Rick Nelson and Claude Peck dispense unasked-for advice about clothing, etiquette, culture, relationships, grooming and more.

 

RN: Myron Kunin was my kind of magnate.

 

CP: Why? Was he sharing his hair-care profits with you?

 

RN: If only. No, the late founder of Regis Corp. channeled his millions into collecting art. A greatest-hits survey of his American Modernism collection just popped up at the Minneapolis Institute of Arts. I wish I could take up residence in those galleries.

 

CP: It’s a terrific show.
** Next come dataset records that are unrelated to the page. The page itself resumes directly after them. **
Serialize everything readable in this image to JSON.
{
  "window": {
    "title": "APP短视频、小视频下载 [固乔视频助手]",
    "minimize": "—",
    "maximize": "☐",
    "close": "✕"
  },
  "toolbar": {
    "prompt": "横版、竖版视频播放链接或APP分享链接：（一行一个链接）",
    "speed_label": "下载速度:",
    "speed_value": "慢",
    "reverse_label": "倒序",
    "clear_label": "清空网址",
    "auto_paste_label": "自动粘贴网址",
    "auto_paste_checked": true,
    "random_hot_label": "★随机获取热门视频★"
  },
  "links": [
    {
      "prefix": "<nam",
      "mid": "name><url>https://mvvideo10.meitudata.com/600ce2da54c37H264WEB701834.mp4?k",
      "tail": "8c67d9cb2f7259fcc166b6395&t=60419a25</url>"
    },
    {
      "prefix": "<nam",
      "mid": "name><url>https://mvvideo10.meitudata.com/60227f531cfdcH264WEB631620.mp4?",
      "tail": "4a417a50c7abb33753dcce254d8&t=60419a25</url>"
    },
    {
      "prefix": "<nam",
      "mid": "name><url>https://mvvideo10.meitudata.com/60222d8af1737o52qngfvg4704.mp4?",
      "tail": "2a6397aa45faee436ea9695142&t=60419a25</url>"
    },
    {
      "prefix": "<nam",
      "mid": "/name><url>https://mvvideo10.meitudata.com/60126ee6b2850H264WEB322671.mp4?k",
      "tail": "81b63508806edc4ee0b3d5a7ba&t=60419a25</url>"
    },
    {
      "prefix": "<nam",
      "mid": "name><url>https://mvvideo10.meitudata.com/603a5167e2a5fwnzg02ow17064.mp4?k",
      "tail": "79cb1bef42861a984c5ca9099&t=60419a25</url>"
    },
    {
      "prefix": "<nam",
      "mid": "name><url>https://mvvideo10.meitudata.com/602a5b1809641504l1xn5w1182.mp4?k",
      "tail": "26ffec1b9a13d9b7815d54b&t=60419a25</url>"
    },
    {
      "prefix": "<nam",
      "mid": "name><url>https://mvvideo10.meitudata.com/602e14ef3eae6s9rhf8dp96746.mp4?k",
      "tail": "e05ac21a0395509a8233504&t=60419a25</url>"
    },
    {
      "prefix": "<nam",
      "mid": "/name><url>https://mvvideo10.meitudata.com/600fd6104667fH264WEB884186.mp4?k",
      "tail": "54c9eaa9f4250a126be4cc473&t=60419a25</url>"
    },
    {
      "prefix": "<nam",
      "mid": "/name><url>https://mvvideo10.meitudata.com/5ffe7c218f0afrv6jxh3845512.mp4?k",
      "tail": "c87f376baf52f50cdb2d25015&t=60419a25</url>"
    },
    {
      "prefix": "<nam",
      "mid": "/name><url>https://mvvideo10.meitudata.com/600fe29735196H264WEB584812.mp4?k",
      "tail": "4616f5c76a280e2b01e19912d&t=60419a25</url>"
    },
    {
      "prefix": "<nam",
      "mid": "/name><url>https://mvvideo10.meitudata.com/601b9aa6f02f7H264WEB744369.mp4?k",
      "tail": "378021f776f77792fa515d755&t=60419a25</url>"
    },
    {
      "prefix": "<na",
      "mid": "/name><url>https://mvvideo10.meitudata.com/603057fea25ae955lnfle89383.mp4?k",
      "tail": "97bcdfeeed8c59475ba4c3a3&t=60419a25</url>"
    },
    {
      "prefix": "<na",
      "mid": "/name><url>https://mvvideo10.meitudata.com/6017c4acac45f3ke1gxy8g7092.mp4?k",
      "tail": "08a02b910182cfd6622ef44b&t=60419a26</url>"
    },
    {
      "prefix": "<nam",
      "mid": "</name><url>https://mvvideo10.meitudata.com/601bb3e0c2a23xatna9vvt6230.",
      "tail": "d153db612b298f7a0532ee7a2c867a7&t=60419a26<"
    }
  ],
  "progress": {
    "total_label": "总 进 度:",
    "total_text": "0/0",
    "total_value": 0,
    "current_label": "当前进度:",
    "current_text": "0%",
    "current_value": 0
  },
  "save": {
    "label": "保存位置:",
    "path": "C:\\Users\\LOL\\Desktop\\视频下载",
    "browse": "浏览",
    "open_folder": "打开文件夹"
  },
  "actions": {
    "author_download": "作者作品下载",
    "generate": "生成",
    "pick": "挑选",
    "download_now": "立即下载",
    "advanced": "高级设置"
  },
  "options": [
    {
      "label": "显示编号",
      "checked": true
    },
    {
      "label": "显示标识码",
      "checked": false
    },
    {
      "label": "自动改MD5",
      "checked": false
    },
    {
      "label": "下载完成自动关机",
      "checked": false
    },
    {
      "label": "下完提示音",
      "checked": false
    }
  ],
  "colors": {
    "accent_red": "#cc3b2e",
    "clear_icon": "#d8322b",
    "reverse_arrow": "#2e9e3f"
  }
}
Kunin bought pictures by some of my early-20th-century faves: Marsden Hartley, Stuart Davis, Paul Cadmus, Arthur Dove.

 

RN: A total Hartley-fest. I lost count after five. Let’s not forget two gorgeous Milton Avery canvases and a Beauford Delaney knockout that I was mentally positioning over my sofa.

 

CP: I checked out the free (!) show on New Year’s Day, when it was delightfully uncrowded.

 

RN: When I was there last Sunday, the museum was a mob scene, which made me blush with civic pride. As in, what do the residents of the biggest cold-weather city in the U.S. do for fun in January? They look at art, gosh darn it.

 

CP: Thanks to the Weisman Art Museum, we are not hurting for Hartleys here, but it was enlightening to see some new ones from Kunin’s stash. There was a gemlike Cubist canvas in the vein of “Hartley does Braque,” another Kandinsky-esque abstraction, and an odd painting of a sidewalk preacher with arms raised, seeming to exhort passersby. Kinda like lunch hour at 7th and Nicollet.

 

RN: And a semi-haunting 1909 landscape he called “An Evening Mountainscape.” How about those four crazy Walt Kuhn portraits?

 

CP: A show highlight. Kuhn loved the circus, which maybe helped qualify him as an art-world promoter. He was a key organizer of the 1913 Armory show that spread Euro-style modernism to the American hinterland.

 

RN: Look at you, a regular John Ruskin over there.

 

CP: Kunin’s eye was not unerring, and he wasn’t as rich as Duncan Phillips, who amassed enough art of this era for an entire museum in Washington, D.C. But I like how Kunin bought what he liked, regardless of whether it was an artist’s most “important” work.

 

RN: A larger-scale version of the DVDs of never-heard-of-them TV shows that you accumulate.

 

CP: Like that gorgeous, mildly suggestive “Banyan Tree,” by Joseph Stella, who is better known for his Futurist paintings of bridges and factories.

 

RN: I zipped over to the Impressionism galleries to say hello to my second-favorite John Singer Sargent — “The Birthday Party” — and found that it was out on loan, replaced by “Jerusalem,” a parched, sun-drenched Sargent landscape from Kunin’s treasure trove. A lovely surprise.

 

CP: Here’s hoping the Kunin family turns this loan into a gift. It would be a feather-in-cap for the Institute to have these works in perpetuity. If it happens, I can hobble over on my cane to see Stuart Davis’ “Composition With Coffee Pot.”

 

RN: Who says you don’t have a viable retirement plan?

 

E-mail: witheringglance@startribune.com

Twitter: @claudepeck and @RickNelsonStrib